Supplied material section start

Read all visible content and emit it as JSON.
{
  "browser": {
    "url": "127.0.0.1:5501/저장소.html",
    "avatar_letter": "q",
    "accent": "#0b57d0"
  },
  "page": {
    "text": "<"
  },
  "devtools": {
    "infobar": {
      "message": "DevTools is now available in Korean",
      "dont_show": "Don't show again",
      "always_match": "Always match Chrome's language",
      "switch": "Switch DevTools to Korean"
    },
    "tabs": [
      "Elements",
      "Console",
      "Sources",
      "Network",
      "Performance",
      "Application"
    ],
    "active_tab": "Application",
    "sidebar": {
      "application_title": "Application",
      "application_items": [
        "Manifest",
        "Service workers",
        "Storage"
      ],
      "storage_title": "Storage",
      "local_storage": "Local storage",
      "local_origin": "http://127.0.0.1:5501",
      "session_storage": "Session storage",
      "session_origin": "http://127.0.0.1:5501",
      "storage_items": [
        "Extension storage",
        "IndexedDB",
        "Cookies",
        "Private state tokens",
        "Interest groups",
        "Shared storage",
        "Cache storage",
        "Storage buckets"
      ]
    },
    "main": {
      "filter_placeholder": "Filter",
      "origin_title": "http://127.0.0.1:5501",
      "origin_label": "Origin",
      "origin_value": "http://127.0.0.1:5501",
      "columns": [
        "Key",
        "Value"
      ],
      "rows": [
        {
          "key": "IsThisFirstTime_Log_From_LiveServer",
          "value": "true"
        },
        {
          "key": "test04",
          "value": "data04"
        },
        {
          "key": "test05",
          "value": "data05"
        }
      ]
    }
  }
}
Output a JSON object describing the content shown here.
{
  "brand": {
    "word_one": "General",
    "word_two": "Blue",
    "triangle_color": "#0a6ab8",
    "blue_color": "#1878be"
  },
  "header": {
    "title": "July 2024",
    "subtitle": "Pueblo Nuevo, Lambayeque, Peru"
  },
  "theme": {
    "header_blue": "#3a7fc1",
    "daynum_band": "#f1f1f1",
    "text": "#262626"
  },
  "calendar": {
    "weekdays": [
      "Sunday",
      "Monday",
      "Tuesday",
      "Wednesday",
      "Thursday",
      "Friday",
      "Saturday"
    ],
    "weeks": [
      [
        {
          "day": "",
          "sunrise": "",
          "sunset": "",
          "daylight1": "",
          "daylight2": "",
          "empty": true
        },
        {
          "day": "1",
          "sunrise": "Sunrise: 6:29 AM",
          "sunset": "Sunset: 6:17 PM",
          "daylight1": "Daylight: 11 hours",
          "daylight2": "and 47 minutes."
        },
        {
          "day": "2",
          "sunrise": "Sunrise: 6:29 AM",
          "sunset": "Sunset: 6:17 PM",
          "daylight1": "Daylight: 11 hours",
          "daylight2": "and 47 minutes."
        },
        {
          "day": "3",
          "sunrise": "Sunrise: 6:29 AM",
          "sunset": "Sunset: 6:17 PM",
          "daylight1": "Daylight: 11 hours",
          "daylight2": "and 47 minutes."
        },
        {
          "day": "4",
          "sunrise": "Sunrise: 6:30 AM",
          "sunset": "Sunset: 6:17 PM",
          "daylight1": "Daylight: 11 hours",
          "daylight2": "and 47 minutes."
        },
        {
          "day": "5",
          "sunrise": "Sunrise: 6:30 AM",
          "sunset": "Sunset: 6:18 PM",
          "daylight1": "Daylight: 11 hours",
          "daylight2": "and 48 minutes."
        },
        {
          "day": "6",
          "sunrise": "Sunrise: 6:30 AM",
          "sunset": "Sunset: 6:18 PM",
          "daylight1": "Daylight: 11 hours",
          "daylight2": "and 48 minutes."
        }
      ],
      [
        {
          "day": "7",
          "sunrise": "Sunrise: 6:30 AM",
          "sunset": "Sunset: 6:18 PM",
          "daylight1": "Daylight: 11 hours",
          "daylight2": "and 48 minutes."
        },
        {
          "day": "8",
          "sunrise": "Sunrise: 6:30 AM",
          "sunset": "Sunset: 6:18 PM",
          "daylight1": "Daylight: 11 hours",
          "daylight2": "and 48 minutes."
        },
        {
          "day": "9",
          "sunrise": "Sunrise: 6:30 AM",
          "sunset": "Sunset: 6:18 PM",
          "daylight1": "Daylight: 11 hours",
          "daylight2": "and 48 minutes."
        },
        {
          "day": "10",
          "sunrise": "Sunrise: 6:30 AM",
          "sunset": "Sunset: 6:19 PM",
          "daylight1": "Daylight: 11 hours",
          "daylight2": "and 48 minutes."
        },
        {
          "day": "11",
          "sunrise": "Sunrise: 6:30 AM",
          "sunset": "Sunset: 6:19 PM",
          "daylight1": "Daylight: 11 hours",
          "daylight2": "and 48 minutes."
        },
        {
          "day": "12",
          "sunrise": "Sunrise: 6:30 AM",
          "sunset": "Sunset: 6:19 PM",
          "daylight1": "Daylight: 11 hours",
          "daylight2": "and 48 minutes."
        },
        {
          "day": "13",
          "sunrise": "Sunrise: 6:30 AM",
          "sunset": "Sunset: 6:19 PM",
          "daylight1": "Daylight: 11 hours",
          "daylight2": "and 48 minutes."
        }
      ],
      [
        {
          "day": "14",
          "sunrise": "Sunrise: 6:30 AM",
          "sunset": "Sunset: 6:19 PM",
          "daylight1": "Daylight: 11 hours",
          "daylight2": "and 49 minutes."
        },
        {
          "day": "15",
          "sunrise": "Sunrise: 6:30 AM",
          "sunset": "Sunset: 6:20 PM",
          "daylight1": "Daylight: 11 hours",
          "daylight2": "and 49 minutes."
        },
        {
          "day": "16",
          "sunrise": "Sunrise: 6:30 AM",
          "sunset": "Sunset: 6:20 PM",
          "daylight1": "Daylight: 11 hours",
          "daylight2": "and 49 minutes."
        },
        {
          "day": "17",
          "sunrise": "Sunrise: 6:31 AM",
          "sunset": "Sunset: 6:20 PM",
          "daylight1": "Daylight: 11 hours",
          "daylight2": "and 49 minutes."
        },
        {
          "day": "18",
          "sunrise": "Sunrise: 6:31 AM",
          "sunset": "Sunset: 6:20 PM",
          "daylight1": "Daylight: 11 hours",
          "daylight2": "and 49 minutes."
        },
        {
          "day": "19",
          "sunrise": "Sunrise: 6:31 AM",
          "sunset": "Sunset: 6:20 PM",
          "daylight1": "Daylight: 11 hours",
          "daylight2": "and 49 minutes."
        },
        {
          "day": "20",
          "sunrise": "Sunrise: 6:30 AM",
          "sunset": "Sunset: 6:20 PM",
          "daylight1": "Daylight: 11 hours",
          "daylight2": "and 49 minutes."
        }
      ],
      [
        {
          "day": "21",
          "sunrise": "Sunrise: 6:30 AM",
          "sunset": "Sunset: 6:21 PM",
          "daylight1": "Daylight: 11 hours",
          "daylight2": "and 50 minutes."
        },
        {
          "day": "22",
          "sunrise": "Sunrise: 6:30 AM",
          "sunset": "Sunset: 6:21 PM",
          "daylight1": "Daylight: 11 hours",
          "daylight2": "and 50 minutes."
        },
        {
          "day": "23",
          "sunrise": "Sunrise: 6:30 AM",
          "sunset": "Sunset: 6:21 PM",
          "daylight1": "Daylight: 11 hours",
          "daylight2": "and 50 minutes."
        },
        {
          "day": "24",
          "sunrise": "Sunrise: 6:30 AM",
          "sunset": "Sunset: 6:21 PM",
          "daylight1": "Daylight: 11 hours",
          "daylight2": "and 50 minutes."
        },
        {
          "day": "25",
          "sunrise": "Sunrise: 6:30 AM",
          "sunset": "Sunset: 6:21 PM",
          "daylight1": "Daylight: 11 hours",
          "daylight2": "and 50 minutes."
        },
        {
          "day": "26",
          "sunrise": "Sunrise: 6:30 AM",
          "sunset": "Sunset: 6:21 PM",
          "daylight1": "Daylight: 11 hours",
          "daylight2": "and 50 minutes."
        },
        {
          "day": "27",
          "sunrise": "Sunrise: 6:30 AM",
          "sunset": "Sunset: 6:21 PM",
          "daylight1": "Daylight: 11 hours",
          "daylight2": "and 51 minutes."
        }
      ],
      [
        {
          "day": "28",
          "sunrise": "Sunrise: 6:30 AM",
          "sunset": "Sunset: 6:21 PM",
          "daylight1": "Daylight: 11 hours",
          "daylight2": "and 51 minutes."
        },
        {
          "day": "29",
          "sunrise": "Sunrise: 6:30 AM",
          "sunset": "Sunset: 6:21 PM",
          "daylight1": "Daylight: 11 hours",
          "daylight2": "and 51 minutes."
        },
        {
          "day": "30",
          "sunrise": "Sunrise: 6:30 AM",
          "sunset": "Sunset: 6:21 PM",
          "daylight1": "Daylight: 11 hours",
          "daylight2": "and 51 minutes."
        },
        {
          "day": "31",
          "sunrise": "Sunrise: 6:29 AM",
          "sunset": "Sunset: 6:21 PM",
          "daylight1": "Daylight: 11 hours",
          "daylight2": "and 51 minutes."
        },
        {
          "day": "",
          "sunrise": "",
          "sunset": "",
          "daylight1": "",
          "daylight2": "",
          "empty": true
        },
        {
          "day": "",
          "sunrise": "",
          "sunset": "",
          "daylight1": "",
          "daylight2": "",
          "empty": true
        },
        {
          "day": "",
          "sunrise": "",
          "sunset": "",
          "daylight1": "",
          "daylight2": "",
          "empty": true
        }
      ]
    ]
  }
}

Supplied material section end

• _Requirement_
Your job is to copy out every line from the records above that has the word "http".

• _Written reply_
      "local_origin": "http://127.0.0.1:5501",
      "session_origin": "http://127.0.0.1:5501",
      "origin_title": "http://127.0.0.1:5501",
      "origin_value": "http://127.0.0.1:5501",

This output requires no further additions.